[INPUT FOR THIS TASK]:
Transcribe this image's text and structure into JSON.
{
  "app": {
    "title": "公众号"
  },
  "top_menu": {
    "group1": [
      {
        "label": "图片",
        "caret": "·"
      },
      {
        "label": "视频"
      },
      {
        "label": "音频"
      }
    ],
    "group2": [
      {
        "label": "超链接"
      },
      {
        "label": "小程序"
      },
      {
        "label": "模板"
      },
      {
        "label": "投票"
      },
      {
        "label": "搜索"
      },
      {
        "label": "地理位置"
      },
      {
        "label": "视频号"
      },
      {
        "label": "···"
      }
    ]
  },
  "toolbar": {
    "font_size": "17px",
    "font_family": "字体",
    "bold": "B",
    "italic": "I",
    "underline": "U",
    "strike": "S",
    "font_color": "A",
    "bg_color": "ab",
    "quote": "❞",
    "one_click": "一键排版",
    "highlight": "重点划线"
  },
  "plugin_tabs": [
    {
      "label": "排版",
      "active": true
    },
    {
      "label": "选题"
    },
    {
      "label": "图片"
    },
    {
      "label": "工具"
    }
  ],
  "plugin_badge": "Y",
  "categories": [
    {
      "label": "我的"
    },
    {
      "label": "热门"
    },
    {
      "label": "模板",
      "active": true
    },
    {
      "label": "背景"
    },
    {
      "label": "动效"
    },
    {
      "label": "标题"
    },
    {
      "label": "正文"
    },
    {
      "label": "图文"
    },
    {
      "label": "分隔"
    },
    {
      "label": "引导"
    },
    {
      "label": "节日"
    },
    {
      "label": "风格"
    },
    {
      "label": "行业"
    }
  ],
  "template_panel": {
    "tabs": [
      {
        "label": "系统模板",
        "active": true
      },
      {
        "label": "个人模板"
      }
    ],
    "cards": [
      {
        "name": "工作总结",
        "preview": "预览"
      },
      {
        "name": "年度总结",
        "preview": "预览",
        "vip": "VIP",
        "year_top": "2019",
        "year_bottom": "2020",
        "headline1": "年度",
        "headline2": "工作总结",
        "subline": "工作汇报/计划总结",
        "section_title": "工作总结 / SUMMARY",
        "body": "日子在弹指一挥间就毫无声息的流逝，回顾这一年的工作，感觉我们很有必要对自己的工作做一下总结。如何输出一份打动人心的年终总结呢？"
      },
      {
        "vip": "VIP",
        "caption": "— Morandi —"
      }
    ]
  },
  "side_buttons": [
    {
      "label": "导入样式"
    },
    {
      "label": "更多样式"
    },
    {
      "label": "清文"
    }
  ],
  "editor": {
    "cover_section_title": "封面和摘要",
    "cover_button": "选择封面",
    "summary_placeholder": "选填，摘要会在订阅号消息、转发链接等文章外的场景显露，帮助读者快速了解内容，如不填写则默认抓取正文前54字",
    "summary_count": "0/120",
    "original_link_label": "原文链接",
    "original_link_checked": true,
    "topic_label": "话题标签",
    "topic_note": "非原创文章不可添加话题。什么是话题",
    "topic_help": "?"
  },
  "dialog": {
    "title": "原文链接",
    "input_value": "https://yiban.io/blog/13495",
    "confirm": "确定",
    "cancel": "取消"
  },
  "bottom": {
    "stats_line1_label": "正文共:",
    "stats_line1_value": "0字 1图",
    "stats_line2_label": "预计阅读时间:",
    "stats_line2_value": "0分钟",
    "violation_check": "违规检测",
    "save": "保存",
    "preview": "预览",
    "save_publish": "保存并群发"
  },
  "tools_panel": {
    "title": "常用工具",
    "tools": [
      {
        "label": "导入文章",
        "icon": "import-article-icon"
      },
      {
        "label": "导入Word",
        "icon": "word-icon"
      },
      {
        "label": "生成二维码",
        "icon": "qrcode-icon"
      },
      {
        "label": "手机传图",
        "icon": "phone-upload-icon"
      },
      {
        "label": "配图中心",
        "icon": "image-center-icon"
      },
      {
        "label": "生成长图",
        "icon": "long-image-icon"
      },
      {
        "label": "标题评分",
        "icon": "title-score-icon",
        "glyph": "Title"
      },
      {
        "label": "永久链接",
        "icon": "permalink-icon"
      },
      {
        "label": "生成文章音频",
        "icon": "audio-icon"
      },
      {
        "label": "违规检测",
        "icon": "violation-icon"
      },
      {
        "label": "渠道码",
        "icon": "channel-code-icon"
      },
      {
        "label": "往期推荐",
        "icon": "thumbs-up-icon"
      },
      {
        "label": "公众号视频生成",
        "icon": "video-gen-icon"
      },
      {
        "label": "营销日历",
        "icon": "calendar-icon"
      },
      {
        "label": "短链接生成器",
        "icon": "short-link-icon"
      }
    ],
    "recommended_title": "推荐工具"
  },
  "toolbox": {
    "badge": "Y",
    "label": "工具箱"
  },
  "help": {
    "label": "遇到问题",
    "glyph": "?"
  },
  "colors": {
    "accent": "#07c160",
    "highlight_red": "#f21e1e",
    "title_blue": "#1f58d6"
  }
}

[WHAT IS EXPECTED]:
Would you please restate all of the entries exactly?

[REPLY]:
Transcribe this image's text and structure into JSON.
{
  "app": {
    "title": "公众号"
  },
  "top_menu": {
    "group1": [
      {
        "label": "图片",
        "caret": "·"
      },
      {
        "label": "视频"
      },
      {
        "label": "音频"
      }
    ],
    "group2": [
      {
        "label": "超链接"
      },
      {
        "label": "小程序"
      },
      {
        "label": "模板"
      },
      {
        "label": "投票"
      },
      {
        "label": "搜索"
      },
      {
        "label": "地理位置"
      },
      {
        "label": "视频号"
      },
      {
        "label": "···"
      }
    ]
  },
  "toolbar": {
    "font_size": "17px",
    "font_family": "字体",
    "bold": "B",
    "italic": "I",
    "underline": "U",
    "strike": "S",
    "font_color": "A",
    "bg_color": "ab",
    "quote": "❞",
    "one_click": "一键排版",
    "highlight": "重点划线"
  },
  "plugin_tabs": [
    {
      "label": "排版",
      "active": true
    },
    {
      "label": "选题"
    },
    {
      "label": "图片"
    },
    {
      "label": "工具"
    }
  ],
  "plugin_badge": "Y",
  "categories": [
    {
      "label": "我的"
    },
    {
      "label": "热门"
    },
    {
      "label": "模板",
      "active": true
    },
    {
      "label": "背景"
    },
    {
      "label": "动效"
    },
    {
      "label": "标题"
    },
    {
      "label": "正文"
    },
    {
      "label": "图文"
    },
    {
      "label": "分隔"
    },
    {
      "label": "引导"
    },
    {
      "label": "节日"
    },
    {
      "label": "风格"
    },
    {
      "label": "行业"
    }
  ],
  "template_panel": {
    "tabs": [
      {
        "label": "系统模板",
        "active": true
      },
      {
        "label": "个人模板"
      }
    ],
    "cards": [
      {
        "name": "工作总结",
        "preview": "预览"
      },
      {
        "name": "年度总结",
        "preview": "预览",
        "vip": "VIP",
        "year_top": "2019",
        "year_bottom": "2020",
        "headline1": "年度",
        "headline2": "工作总结",
        "subline": "工作汇报/计划总结",
        "section_title": "工作总结 / SUMMARY",
        "body": "日子在弹指一挥间就毫无声息的流逝，回顾这一年的工作，感觉我们很有必要对自己的工作做一下总结。如何输出一份打动人心的年终总结呢？"
      },
      {
        "vip": "VIP",
        "caption": "— Morandi —"
      }
    ]
  },
  "side_buttons": [
    {
      "label": "导入样式"
    },
    {
      "label": "更多样式"
    },
    {
      "label": "清文"
    }
  ],
  "editor": {
    "cover_section_title": "封面和摘要",
    "cover_button": "选择封面",
    "summary_placeholder": "选填，摘要会在订阅号消息、转发链接等文章外的场景显露，帮助读者快速了解内容，如不填写则默认抓取正文前54字",
    "summary_count": "0/120",
    "original_link_label": "原文链接",
    "original_link_checked": true,
    "topic_label": "话题标签",
    "topic_note": "非原创文章不可添加话题。什么是话题",
    "topic_help": "?"
  },
  "dialog": {
    "title": "原文链接",
    "input_value": "https://yiban.io/blog/13495",
    "confirm": "确定",
    "cancel": "取消"
  },
  "bottom": {
    "stats_line1_label": "正文共:",
    "stats_line1_value": "0字 1图",
    "stats_line2_label": "预计阅读时间:",
    "stats_line2_value": "0分钟",
    "violation_check": "违规检测",
    "save": "保存",
    "preview": "预览",
    "save_publish": "保存并群发"
  },
  "tools_panel": {
    "title": "常用工具",
    "tools": [
      {
        "label": "导入文章",
        "icon": "import-article-icon"
      },
      {
        "label": "导入Word",
        "icon": "word-icon"
      },
      {
        "label": "生成二维码",
        "icon": "qrcode-icon"
      },
      {
        "label": "手机传图",
        "icon": "phone-upload-icon"
      },
      {
        "label": "配图中心",
        "icon": "image-center-icon"
      },
      {
        "label": "生成长图",
        "icon": "long-image-icon"
      },
      {
        "label": "标题评分",
        "icon": "title-score-icon",
        "glyph": "Title"
      },
      {
        "label": "永久链接",
        "icon": "permalink-icon"
      },
      {
        "label": "生成文章音频",
        "icon": "audio-icon"
      },
      {
        "label": "违规检测",
        "icon": "violation-icon"
      },
      {
        "label": "渠道码",
        "icon": "channel-code-icon"
      },
      {
        "label": "往期推荐",
        "icon": "thumbs-up-icon"
      },
      {
        "label": "公众号视频生成",
        "icon": "video-gen-icon"
      },
      {
        "label": "营销日历",
        "icon": "calendar-icon"
      },
      {
        "label": "短链接生成器",
        "icon": "short-link-icon"
      }
    ],
    "recommended_title": "推荐工具"
  },
  "toolbox": {
    "badge": "Y",
    "label": "工具箱"
  },
  "help": {
    "label": "遇到问题",
    "glyph": "?"
  },
  "colors": {
    "accent": "#07c160",
    "highlight_red": "#f21e1e",
    "title_blue": "#1f58d6"
  }
}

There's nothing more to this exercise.